8 April 2013
Alcohol Age Restrictions for Military
This is a topic that hits home with me. My father was military and my husband is currently active duty. So, I see and deal with this on a regular basis. To where I see everyone’s point of views on the topic, I hope one day that people put their selves in our service members’ shoes. Turning 18 entails receiving the rights and responsibilities of adulthood to vote, serve on juries, get married, sign contracts, join the military-which includes taking on the responsibilities of life and death-and be prosecuted as adults. Adults from the age of 18 should therefore also be trusted to make decisions about alcohol consumption.

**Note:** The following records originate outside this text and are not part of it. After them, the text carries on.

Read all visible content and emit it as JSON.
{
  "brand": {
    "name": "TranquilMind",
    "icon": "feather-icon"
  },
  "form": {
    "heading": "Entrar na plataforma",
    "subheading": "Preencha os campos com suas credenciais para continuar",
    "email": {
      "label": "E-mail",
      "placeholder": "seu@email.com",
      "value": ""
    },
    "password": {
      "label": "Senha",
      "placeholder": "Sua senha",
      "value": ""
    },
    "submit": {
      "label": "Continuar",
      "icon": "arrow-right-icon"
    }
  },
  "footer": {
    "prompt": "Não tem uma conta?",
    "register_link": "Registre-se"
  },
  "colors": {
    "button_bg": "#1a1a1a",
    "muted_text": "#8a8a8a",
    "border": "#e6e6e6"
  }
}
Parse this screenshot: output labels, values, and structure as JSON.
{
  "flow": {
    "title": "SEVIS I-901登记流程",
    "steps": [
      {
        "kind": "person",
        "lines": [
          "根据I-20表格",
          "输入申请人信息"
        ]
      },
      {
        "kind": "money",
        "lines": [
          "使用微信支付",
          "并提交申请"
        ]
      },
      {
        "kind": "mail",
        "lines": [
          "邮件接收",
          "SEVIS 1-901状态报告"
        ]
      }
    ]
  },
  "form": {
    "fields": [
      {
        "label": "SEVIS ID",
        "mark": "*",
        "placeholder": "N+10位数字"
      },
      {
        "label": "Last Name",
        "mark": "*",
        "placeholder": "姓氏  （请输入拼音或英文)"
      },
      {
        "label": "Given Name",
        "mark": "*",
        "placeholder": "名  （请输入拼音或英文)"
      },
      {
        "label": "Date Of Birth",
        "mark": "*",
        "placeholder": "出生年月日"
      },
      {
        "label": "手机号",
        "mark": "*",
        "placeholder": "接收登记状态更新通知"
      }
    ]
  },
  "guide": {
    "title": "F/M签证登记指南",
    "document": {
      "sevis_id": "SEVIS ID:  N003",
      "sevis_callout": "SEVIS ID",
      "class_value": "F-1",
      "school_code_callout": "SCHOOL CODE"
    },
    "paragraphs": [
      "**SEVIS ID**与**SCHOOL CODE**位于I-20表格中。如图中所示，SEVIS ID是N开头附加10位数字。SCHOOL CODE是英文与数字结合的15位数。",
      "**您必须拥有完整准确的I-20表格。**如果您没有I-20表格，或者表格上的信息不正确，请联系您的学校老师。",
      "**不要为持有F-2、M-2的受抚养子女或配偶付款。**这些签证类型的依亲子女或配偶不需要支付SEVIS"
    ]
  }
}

The definition of an adult is: A person who has attained the age of maturity as specified by law. In the USA, that age is 18, and with every American's 18th birthday comes all the rights, privileges and responsibilities of becoming an adult. It includes everything -— the good, the bad and the ugly. Everything that is, except for one small thing: Alcohol consumption. Some legal rights and responsibilities of an 18 year old in America within all 50 states, 18-year-olds can apply for a credit card, legally marry without parental consent, divorce, rent, purchase, sign a binding contract, vote, serve on a jury and serve in the military. If charged with a crime, the 18-year-old is no longer tried in juvenile court; he's tried as an adult. In essence, an 18, 19 and 20-year-old can do everything a 21-year-old can do, except drink alcohol.
I feel strongly about that if you are old enough to go fight for our country, then by all means, you are old enough to drink. The legal age to join the military is 18 years old. Clearly someone along the way thought that was mature enough to go fight for our country. Yet, not old enough to have a beer afterwards. I am a firm believer that the legal age for drinking should be 21 years old....